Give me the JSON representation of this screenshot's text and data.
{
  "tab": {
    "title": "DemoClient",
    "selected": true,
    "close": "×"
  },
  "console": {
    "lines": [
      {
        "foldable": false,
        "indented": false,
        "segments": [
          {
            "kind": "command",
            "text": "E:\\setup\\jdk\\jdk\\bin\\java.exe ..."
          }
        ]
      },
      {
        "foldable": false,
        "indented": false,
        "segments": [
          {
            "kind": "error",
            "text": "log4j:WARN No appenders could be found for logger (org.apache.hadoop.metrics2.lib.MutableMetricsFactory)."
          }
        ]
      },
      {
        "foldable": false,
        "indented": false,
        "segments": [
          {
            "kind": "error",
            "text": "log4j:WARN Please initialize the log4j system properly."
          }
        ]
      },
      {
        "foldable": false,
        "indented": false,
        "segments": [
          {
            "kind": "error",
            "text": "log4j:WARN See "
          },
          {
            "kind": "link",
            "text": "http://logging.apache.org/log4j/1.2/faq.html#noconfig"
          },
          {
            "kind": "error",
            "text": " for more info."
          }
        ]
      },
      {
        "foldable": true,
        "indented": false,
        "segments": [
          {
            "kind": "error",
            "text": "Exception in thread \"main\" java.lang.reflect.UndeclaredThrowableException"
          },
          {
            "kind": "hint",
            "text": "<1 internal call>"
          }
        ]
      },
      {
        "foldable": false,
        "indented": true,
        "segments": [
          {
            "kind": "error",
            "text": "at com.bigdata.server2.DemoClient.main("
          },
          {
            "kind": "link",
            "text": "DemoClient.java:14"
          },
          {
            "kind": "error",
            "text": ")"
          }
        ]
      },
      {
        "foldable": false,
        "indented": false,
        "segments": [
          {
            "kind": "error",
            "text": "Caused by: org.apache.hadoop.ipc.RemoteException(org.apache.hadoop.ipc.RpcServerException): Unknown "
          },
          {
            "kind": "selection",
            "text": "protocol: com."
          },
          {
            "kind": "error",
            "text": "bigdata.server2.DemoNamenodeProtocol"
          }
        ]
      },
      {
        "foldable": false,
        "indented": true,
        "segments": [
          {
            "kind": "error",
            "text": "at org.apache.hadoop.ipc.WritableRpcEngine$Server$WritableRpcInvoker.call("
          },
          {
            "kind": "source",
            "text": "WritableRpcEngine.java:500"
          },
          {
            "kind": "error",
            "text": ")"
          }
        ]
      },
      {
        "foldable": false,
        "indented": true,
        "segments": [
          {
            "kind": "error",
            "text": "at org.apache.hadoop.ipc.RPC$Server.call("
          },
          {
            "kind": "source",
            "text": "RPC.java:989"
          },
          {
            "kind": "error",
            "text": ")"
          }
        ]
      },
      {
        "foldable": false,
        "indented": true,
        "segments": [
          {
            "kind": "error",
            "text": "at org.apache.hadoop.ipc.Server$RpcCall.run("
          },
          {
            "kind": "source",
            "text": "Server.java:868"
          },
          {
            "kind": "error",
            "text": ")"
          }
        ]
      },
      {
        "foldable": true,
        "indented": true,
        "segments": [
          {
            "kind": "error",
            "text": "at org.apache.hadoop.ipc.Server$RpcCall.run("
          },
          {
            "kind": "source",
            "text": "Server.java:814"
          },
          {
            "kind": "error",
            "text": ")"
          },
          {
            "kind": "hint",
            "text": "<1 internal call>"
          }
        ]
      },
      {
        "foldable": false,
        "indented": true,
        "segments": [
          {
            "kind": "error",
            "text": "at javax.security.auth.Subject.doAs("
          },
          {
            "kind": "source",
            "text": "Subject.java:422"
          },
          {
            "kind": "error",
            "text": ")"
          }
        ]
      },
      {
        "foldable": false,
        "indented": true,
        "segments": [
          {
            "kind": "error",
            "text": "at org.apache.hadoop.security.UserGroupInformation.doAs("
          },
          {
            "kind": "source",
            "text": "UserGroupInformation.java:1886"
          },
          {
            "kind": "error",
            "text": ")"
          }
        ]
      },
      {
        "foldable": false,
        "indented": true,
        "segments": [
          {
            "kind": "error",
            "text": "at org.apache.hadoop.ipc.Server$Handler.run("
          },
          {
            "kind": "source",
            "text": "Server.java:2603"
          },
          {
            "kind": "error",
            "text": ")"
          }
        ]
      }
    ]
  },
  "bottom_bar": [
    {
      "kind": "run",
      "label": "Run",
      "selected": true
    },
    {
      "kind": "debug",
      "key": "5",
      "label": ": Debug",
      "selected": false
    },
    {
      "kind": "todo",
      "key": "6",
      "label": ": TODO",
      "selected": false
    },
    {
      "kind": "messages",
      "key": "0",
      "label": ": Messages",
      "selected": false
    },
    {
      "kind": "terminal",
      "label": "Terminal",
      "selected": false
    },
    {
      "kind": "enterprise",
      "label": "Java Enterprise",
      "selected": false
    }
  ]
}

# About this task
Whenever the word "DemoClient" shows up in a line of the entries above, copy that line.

# Task solution
    "title": "DemoClient",
            "text": "at com.bigdata.server2.DemoClient.main("
            "text": "DemoClient.java:14"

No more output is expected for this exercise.